Our research program is an integrated approach to common and important problems in drug safety which draws on the skills of a talented and multi-disciplinary team to understand how the sources of variability in human drug response – which include variables such as age, genetic background, co-morbid diseases and other drugs – can result in patients tolerating therapy or in patients developing serious adverse drug reactions (side effects). Our laboratory, the Drug Safety Laboratory, is the core validation laboratory for a national network of drug safety researchers, the Canadian Pharmacogenomic Network for Drug Safety, and in pursuit of these questions with respect to commonly used drugs such as antibiotics or important therapeutic agents such as cancer chemotherapy we work with collaborators and fellow research across Canada and internationally.
How do serious adverse drug reactions evolve and what are the determinants in who develops or does not develop a serious drug side effect?
Serious drug side effects can carry with them a significant risk of death or disability. Our research has the potential to allow for rapid diagnosis of serious drug side effects and for planning of therapies to reduce the consequences of these side effects.
What are the genetic determinants of serious adverse drug reactions and how can these be used to guide therapy?
The ability to predict which patients are and are not at risk for serious side effects would be a major advantage for health care workers and patients, especially in the setting of serious diseases such as cancer. We hope to able to identify the genetic determinants of serious drug side effects and use this knowledge to develop guidelines that can change how patients are cared for in pursuit of our goal of optimal safe and effective drug therapy.
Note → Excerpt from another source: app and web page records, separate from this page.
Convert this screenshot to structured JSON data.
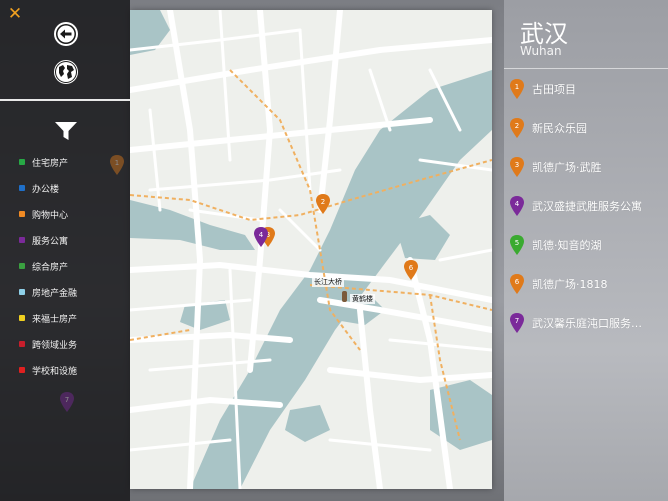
{
  "left_panel": {
    "categories": [
      {
        "label": "住宅房产",
        "color": "#27a845"
      },
      {
        "label": "办公楼",
        "color": "#1f6fc8"
      },
      {
        "label": "购物中心",
        "color": "#f08a24"
      },
      {
        "label": "服务公寓",
        "color": "#7b2a9a"
      },
      {
        "label": "综合房产",
        "color": "#3aa040"
      },
      {
        "label": "房地产金融",
        "color": "#8ed0e8"
      },
      {
        "label": "来福士房产",
        "color": "#f0d020"
      },
      {
        "label": "跨领域业务",
        "color": "#c81e2c"
      },
      {
        "label": "学校和设施",
        "color": "#e02020"
      }
    ]
  },
  "map": {
    "labels": {
      "bridge": "长江大桥",
      "tower": "黄鹤楼"
    }
  },
  "right_panel": {
    "city_cn": "武汉",
    "city_en": "Wuhan",
    "projects": [
      {
        "num": "1",
        "name": "古田项目",
        "color": "#e07a1a"
      },
      {
        "num": "2",
        "name": "新民众乐园",
        "color": "#e07a1a"
      },
      {
        "num": "3",
        "name": "凯德广场·武胜",
        "color": "#e07a1a"
      },
      {
        "num": "4",
        "name": "武汉盛捷武胜服务公寓",
        "color": "#7b2a9a"
      },
      {
        "num": "5",
        "name": "凯德·知音的湖",
        "color": "#3aaa30"
      },
      {
        "num": "6",
        "name": "凯德广场·1818",
        "color": "#e07a1a"
      },
      {
        "num": "7",
        "name": "武汉馨乐庭沌口服务…",
        "color": "#7b2a9a"
      }
    ]
  },
  "colors": {
    "accent": "#f0a020",
    "water": "#a9c4c6",
    "road": "#ffffff",
    "land": "#eef0ec"
  }
}
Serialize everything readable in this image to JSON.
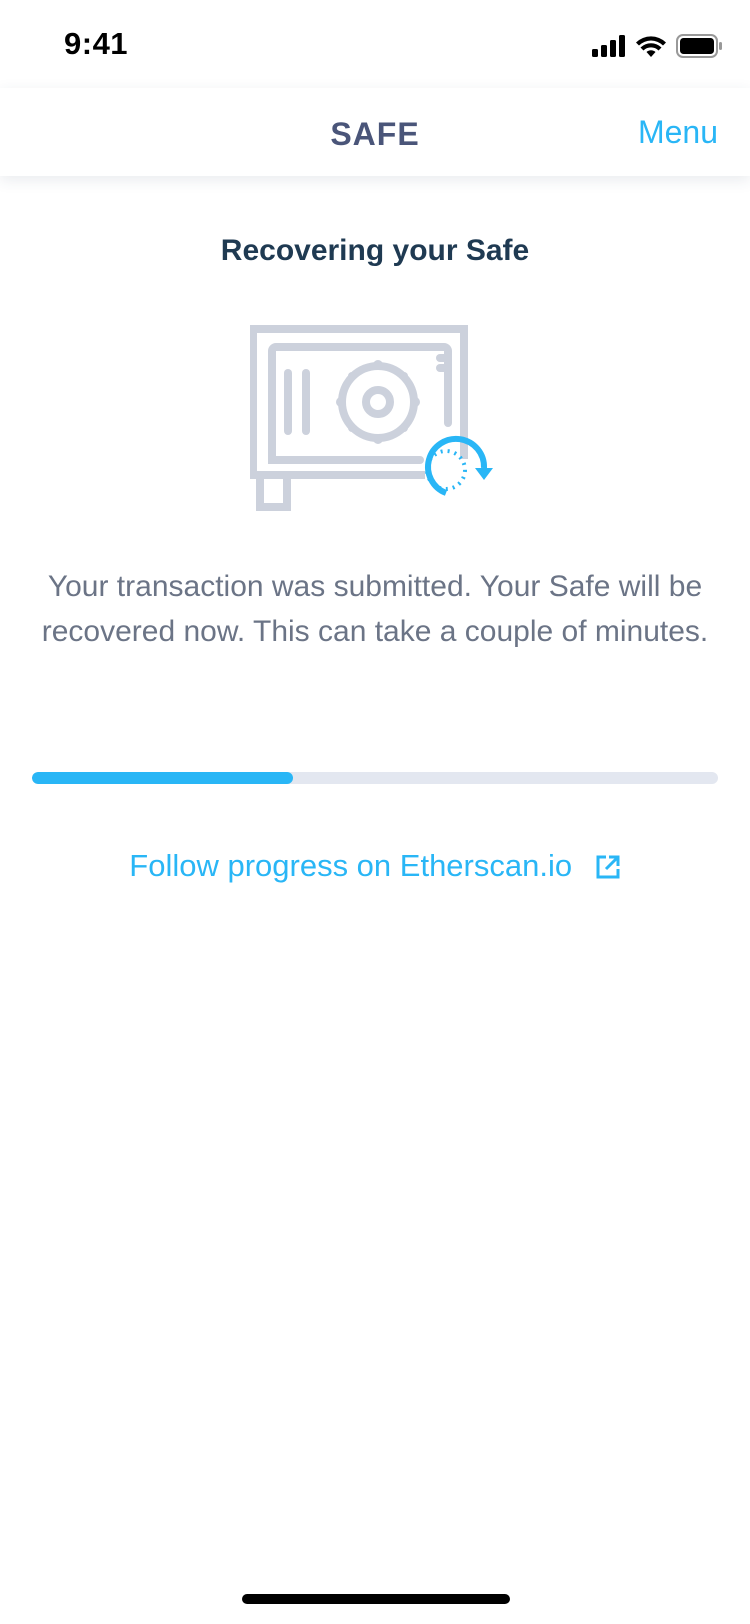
{
  "status_bar": {
    "time": "9:41",
    "icons": [
      "signal-icon",
      "wifi-icon",
      "battery-icon"
    ]
  },
  "nav": {
    "title": "SAFE",
    "menu_label": "Menu"
  },
  "main": {
    "heading": "Recovering your Safe",
    "illustration": "safe-recovery-icon",
    "description": "Your transaction was submitted. Your Safe will be recovered now. This can take a couple of minutes.",
    "progress": 0.38,
    "link_label": "Follow progress on Etherscan.io",
    "link_icon": "external-link-icon"
  },
  "colors": {
    "accent": "#29b6f6",
    "title": "#4a5579",
    "heading": "#1f3a52",
    "text": "#6b7486",
    "track": "#e3e7f0",
    "icon_gray": "#ccd1dc"
  }
}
Can we apply our knowledge of biochemistry and immunology to develop state of the art diagnostic platforms that can be used at point of care?
This development of point of care diagnostic approaches will provide for rapid and accurate diagnosis of important and serious diseases. The application of this knowledge to the food safety sector has direct and immediate implications in reducing the spread of and burden from food-borne disease.
- MD University of Saskatchewan (1980)
- Ph.D University of Toronto (1992)
- Pediatric Resident, Wayne State University, Detroit, MI
- Fellow, Paediatric Emergency Medicine, Hospital for Sick Children, Toronto, Ont
- Fellow, Clinical Pharmacology, University of Toronto, Toronto, Ont
- Young Investigator of the Year Award, Canadian Society for Clinical Pharmacology, 1994
- Leon I. Goldberg Young Investigator Award, American Society for Clinical Pharmacology and Therapeutics, 1996
- Harvard Macy Scholar, Harvard Medical School, 1996-97
- Douglas Bocking Award, Faculty of Medicine, University of Western Ontario, London 1996-97
- Class of 1962 Award, Schulich School of Medicine & Dentistry, University of Western Ontario, 2006, 2007, 2008, 2009
- Senior Investigator Award, Canadian Society for Clinical Pharmacology, 2008
- Schulich Undergraduate Award of Excellence in Education, University of Western Ontario, 2008
- Faculty Scholar, University of Western Ontario, 2009
- Keynote Presentation Award, Society of Academic Emergency Physicians, 2009
- Canadian Society for Pharmacology and Therapeutics Publication Award for “Genetic variations in TPMT and COMT are associated with hearing loss in children receiving cisplatin chemotherapy”, Nature Genetics, 2010
- Canadian Society for Pharmacology and Therapeutics Publication Award for “Reducing the pain of childhood vaccination: an evidence-based clinical practice guideline”, Canadian Medical Association Journal, 2011
Drug Safety Laboratory
Robarts Research Institute
1151 Richmond Street, North
London, Ontario, Canada
Phone: 519-931-5777 ext. 24209
Section of Paediatric Clinical Pharmacology
Department of Paediatrics
268 800 Commissioner’s Road
London, Ontario, Canada